To do:
Lines from the one containing "Convert this screenshot" through the final line of the data, restated word for word and free of pictures, make up the whole answer.

Website and app data records:
★ ★ ★

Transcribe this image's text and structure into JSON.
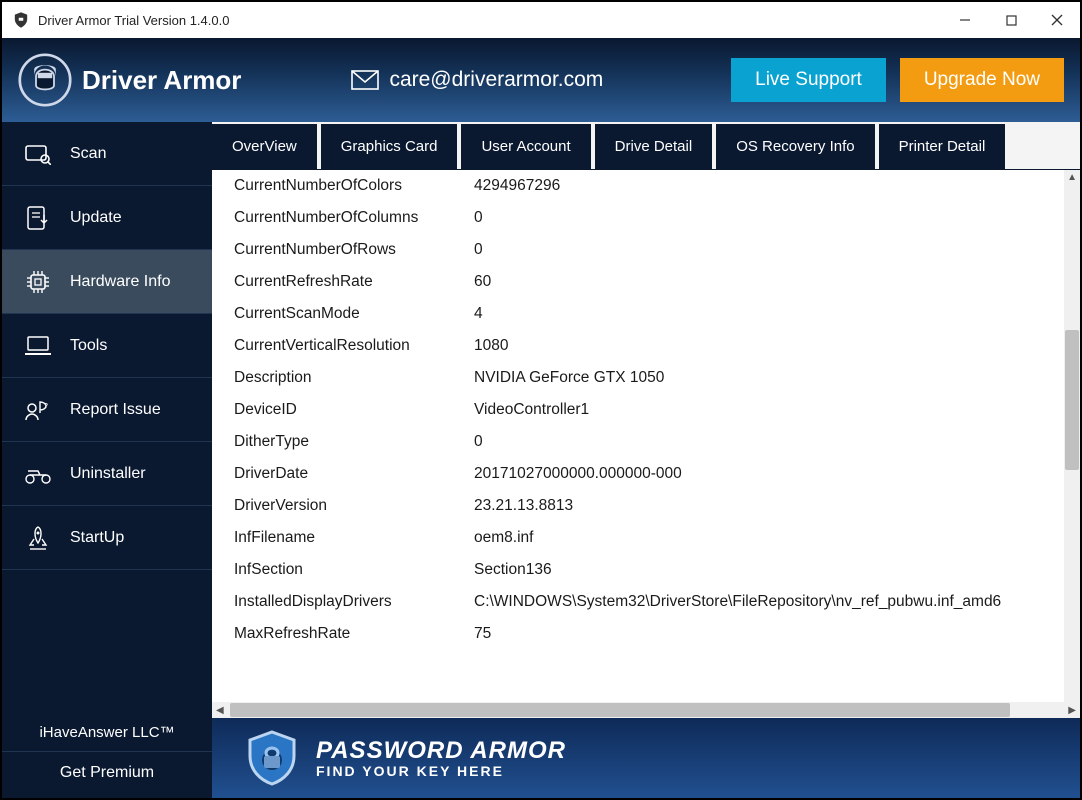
{
  "window": {
    "title": "Driver Armor Trial Version  1.4.0.0"
  },
  "header": {
    "brand": "Driver Armor",
    "email": "care@driverarmor.com",
    "live": "Live Support",
    "upgrade": "Upgrade Now"
  },
  "sidebar": {
    "items": [
      {
        "label": "Scan"
      },
      {
        "label": "Update"
      },
      {
        "label": "Hardware Info"
      },
      {
        "label": "Tools"
      },
      {
        "label": "Report Issue"
      },
      {
        "label": "Uninstaller"
      },
      {
        "label": "StartUp"
      }
    ],
    "footer": "iHaveAnswer LLC™",
    "premium": "Get Premium"
  },
  "tabs": [
    {
      "label": "OverView"
    },
    {
      "label": "Graphics Card"
    },
    {
      "label": "User Account"
    },
    {
      "label": "Drive Detail"
    },
    {
      "label": "OS Recovery Info"
    },
    {
      "label": "Printer Detail"
    }
  ],
  "rows": [
    {
      "k": "CurrentNumberOfColors",
      "v": "4294967296"
    },
    {
      "k": "CurrentNumberOfColumns",
      "v": "0"
    },
    {
      "k": "CurrentNumberOfRows",
      "v": "0"
    },
    {
      "k": "CurrentRefreshRate",
      "v": "60"
    },
    {
      "k": "CurrentScanMode",
      "v": "4"
    },
    {
      "k": "CurrentVerticalResolution",
      "v": "1080"
    },
    {
      "k": "Description",
      "v": "NVIDIA GeForce GTX 1050"
    },
    {
      "k": "DeviceID",
      "v": "VideoController1"
    },
    {
      "k": "DitherType",
      "v": "0"
    },
    {
      "k": "DriverDate",
      "v": "20171027000000.000000-000"
    },
    {
      "k": "DriverVersion",
      "v": "23.21.13.8813"
    },
    {
      "k": "InfFilename",
      "v": "oem8.inf"
    },
    {
      "k": "InfSection",
      "v": "Section136"
    },
    {
      "k": "InstalledDisplayDrivers",
      "v": "C:\\WINDOWS\\System32\\DriverStore\\FileRepository\\nv_ref_pubwu.inf_amd6"
    },
    {
      "k": "MaxRefreshRate",
      "v": "75"
    }
  ],
  "banner": {
    "line1": "PASSWORD ARMOR",
    "line2": "FIND YOUR KEY HERE"
  }
}
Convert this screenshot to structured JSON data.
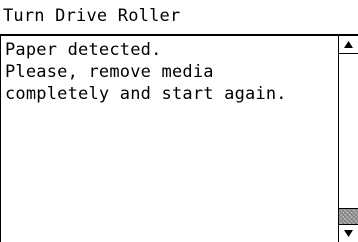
{
  "dialog": {
    "title": "Turn Drive Roller",
    "message_lines": [
      "Paper detected.",
      "Please, remove media",
      "completely and start again."
    ]
  },
  "scrollbar": {
    "up_icon": "triangle-up-icon",
    "down_icon": "triangle-down-icon",
    "position": 1.0
  },
  "colors": {
    "background": "#ffffff",
    "foreground": "#000000",
    "thumb": "#9a9a9a"
  }
}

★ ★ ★

Exercise solution:
Convert this screenshot to structured JSON data.
{
  "dialog": {
    "title": "Turn Drive Roller",
    "message_lines": [
      "Paper detected.",
      "Please, remove media",
      "completely and start again."
    ]
  },
  "scrollbar": {
    "up_icon": "triangle-up-icon",
    "down_icon": "triangle-down-icon",
    "position": 1.0
  },
  "colors": {
    "background": "#ffffff",
    "foreground": "#000000",
    "thumb": "#9a9a9a"
  }
}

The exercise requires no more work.